++++ Excerpted data

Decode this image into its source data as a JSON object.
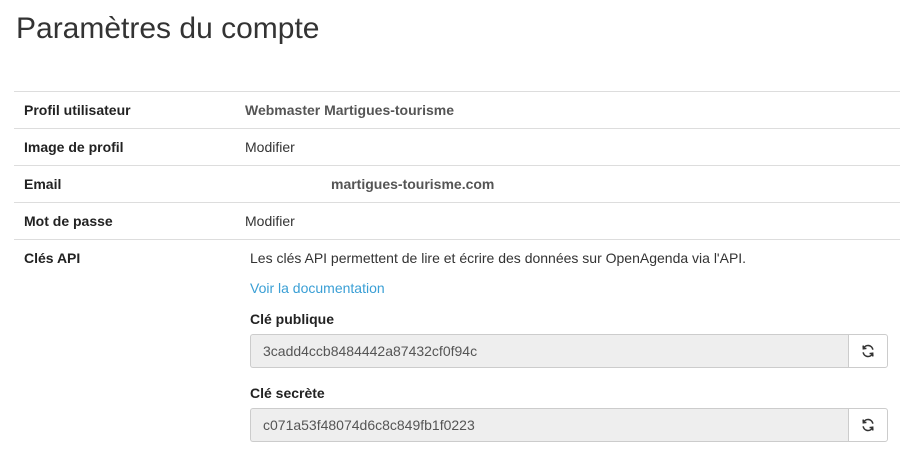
{
  "page_title": "Paramètres du compte",
  "rows": {
    "profile": {
      "label": "Profil utilisateur",
      "value": "Webmaster Martigues-tourisme"
    },
    "image": {
      "label": "Image de profil",
      "value": "Modifier"
    },
    "email": {
      "label": "Email",
      "value": "martigues-tourisme.com"
    },
    "password": {
      "label": "Mot de passe",
      "value": "Modifier"
    },
    "api": {
      "label": "Clés API",
      "description": "Les clés API permettent de lire et écrire des données sur OpenAgenda via l'API.",
      "doc_link": "Voir la documentation",
      "public_key_label": "Clé publique",
      "public_key_value": "3cadd4ccb8484442a87432cf0f94c",
      "secret_key_label": "Clé secrète",
      "secret_key_value": "c071a53f48074d6c8c849fb1f0223"
    }
  },
  "icons": {
    "refresh": "refresh-icon"
  },
  "colors": {
    "link": "#3a9fd5",
    "input_bg": "#eeeeee",
    "border": "#dddddd"
  }
}
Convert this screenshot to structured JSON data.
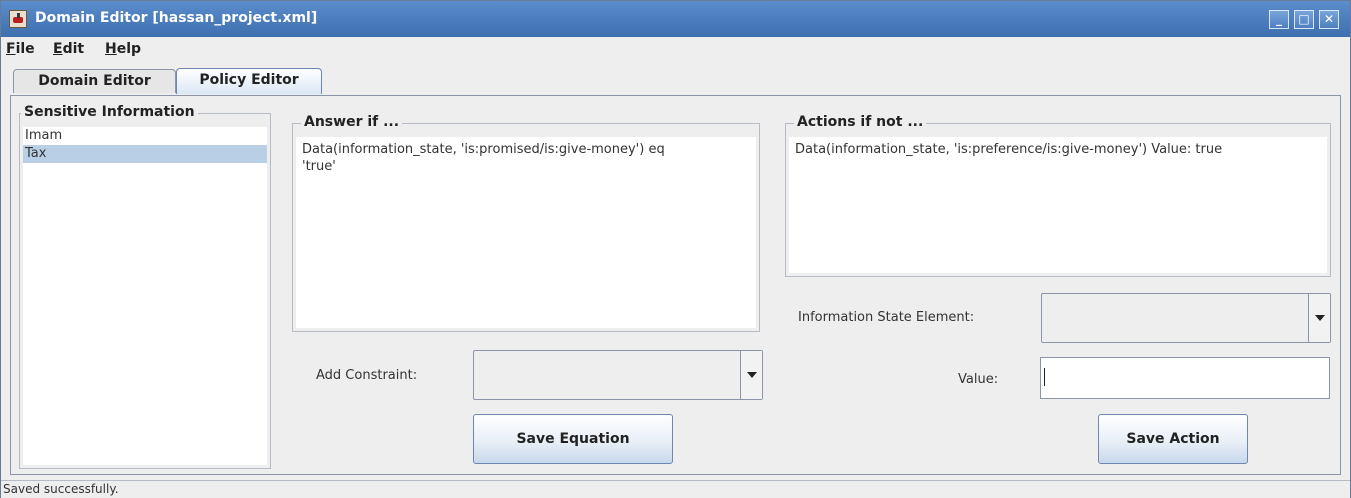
{
  "window": {
    "title": "Domain Editor [hassan_project.xml]",
    "controls": {
      "minimize": "_",
      "maximize": "□",
      "close": "✕"
    }
  },
  "menubar": {
    "items": [
      {
        "label": "File",
        "mnemonic": "F"
      },
      {
        "label": "Edit",
        "mnemonic": "E"
      },
      {
        "label": "Help",
        "mnemonic": "H"
      }
    ]
  },
  "tabs": [
    {
      "label": "Domain Editor",
      "selected": false
    },
    {
      "label": "Policy Editor",
      "selected": true
    }
  ],
  "sensitive": {
    "title": "Sensitive Information",
    "items": [
      {
        "label": "Imam",
        "selected": false
      },
      {
        "label": "Tax",
        "selected": true
      }
    ]
  },
  "answer": {
    "title": "Answer if ...",
    "text": "Data(information_state, 'is:promised/is:give-money') eq\n'true'"
  },
  "actions": {
    "title": "Actions if not ...",
    "text": "Data(information_state, 'is:preference/is:give-money') Value: true"
  },
  "constraint": {
    "label": "Add Constraint:",
    "selected": ""
  },
  "info_state": {
    "label": "Information State Element:",
    "selected": ""
  },
  "value_field": {
    "label": "Value:",
    "value": ""
  },
  "buttons": {
    "save_equation": "Save Equation",
    "save_action": "Save Action"
  },
  "status": {
    "text": "Saved successfully."
  }
}
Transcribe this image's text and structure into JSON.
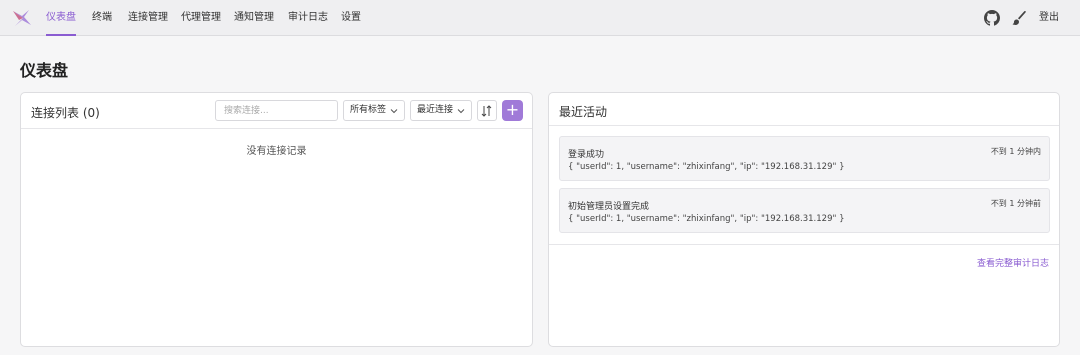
{
  "nav": {
    "items": [
      {
        "label": "仪表盘",
        "active": true
      },
      {
        "label": "终端"
      },
      {
        "label": "连接管理"
      },
      {
        "label": "代理管理"
      },
      {
        "label": "通知管理"
      },
      {
        "label": "审计日志"
      },
      {
        "label": "设置"
      }
    ],
    "logout_label": "登出",
    "icons": [
      "github-icon",
      "brush-icon"
    ]
  },
  "page_title": "仪表盘",
  "connections": {
    "title": "连接列表 (0)",
    "search_placeholder": "搜索连接...",
    "tag_filter": "所有标签",
    "sort_select": "最近连接",
    "add_button": "+",
    "empty_text": "没有连接记录"
  },
  "activity": {
    "title": "最近活动",
    "items": [
      {
        "title": "登录成功",
        "detail": "{ \"userId\": 1, \"username\": \"zhixinfang\", \"ip\": \"192.168.31.129\" }",
        "time": "不到 1 分钟内"
      },
      {
        "title": "初始管理员设置完成",
        "detail": "{ \"userId\": 1, \"username\": \"zhixinfang\", \"ip\": \"192.168.31.129\" }",
        "time": "不到 1 分钟前"
      }
    ],
    "view_all_label": "查看完整审计日志"
  },
  "colors": {
    "accent": "#8a5cd1",
    "add_button": "#a07ad8"
  }
}
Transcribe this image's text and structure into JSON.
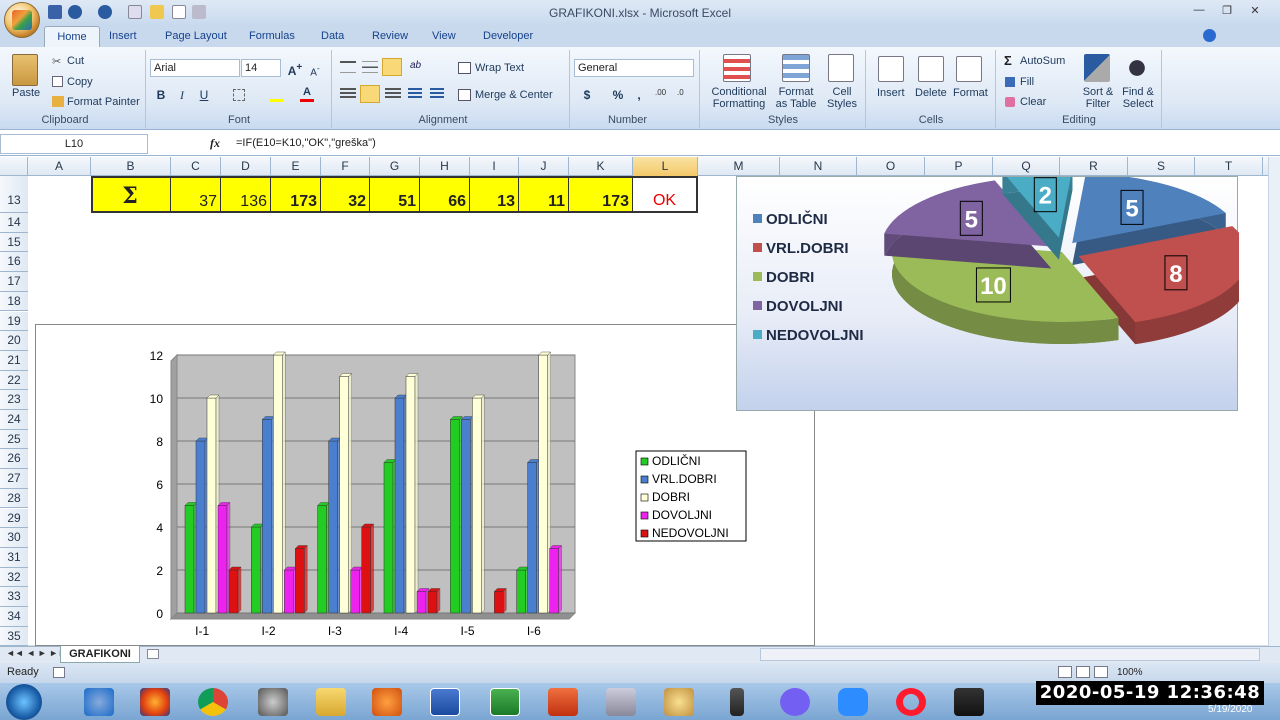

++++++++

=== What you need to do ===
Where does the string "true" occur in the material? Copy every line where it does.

=== Answer section ===
      "selected": true
        "selected": true
    "text": "Data(information_state, 'is:promised/is:give-money') eq\n'true'"
    "text": "Data(information_state, 'is:preference/is:give-money') Value: true"
        "active": true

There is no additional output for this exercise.